The Buckeye Institute, a conservative think tank, has added its name to a growing list of organizations calling for bail reform in Ohio, reports Cleveland.com. The institute released a report Monday that contends the practice of requiring defendants to post money in order to secure their release from jail is an “inefficient, expensive, unfair means of protecting communities that has proven no guarantee to stopping repeat offenders.” The report, “Money Bail”: Making Ohio a More Dangerous Place to Live, is authored is by the institute’s Daniel Dew. Dew cited media articles about bail-related issues including several from cleveland.com and The Plain Dealer. Cleveland.com’s ongoing Justice for All series is examining inequities in the judicial system, including the use of bail.

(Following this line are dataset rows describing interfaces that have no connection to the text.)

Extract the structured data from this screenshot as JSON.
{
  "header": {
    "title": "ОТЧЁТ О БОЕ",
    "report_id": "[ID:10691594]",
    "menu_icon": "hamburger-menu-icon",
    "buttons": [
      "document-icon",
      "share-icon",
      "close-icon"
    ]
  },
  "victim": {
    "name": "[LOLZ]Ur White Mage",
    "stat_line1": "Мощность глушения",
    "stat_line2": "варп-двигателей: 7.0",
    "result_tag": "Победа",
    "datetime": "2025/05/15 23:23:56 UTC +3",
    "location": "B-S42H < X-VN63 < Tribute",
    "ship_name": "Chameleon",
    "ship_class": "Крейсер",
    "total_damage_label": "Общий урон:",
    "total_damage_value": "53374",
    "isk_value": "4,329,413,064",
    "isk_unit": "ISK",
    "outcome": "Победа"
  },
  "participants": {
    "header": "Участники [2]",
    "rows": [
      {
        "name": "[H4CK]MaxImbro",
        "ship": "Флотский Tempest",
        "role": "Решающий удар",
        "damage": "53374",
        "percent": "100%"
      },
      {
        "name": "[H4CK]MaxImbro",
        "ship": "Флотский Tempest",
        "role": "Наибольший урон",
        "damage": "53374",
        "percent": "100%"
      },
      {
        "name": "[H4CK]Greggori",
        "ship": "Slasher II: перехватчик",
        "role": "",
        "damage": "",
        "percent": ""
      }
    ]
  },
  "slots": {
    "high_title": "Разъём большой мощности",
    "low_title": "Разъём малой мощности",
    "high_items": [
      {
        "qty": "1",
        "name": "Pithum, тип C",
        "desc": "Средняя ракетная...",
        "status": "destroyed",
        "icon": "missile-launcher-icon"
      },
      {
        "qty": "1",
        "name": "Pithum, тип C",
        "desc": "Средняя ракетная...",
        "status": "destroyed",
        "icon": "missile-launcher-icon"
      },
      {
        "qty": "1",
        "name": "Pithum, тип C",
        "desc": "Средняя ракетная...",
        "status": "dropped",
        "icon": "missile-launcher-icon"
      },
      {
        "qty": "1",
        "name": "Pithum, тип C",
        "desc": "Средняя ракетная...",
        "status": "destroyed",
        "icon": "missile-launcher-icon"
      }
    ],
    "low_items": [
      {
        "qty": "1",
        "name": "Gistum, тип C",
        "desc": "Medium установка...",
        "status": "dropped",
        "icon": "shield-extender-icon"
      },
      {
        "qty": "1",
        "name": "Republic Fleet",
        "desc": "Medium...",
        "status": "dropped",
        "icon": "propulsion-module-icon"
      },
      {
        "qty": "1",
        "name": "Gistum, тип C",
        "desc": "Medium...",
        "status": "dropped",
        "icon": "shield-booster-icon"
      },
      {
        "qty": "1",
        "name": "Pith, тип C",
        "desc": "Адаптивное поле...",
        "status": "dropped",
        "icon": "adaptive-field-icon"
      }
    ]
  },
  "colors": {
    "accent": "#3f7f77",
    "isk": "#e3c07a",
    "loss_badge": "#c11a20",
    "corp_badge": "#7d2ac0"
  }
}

Cleveland.com write about a man who spent four days in jail after being arrested for drunken jaywalking. Another was about a traffic offender who spent a week in jail after he failed to pay a traffic ticket for driving on a suspended license. Both cases were cited by the Buckeye Institute report. “Many criminal justice systems throughout the country . . . foster an outmoded practice of pretrial release that allows accused murderers, child rapists, armed robbers, and dangerous gang members to be arrested and released into our communities to await trial,” the report states. “Meanwhile, many jurisdictions allow otherwise law-abiding, harmless citizens to sit in jail for days, weeks, or even months before trial for jaywalking, violating dress-codes, or failing to pay traffic tickets.” The report cites Lucas County, Oh., for using evidence-based risk-assessment tools that it says have resulted in less crime by those released from jail and awaiting trial and a higher rate of defendants making their scheduled court appearances.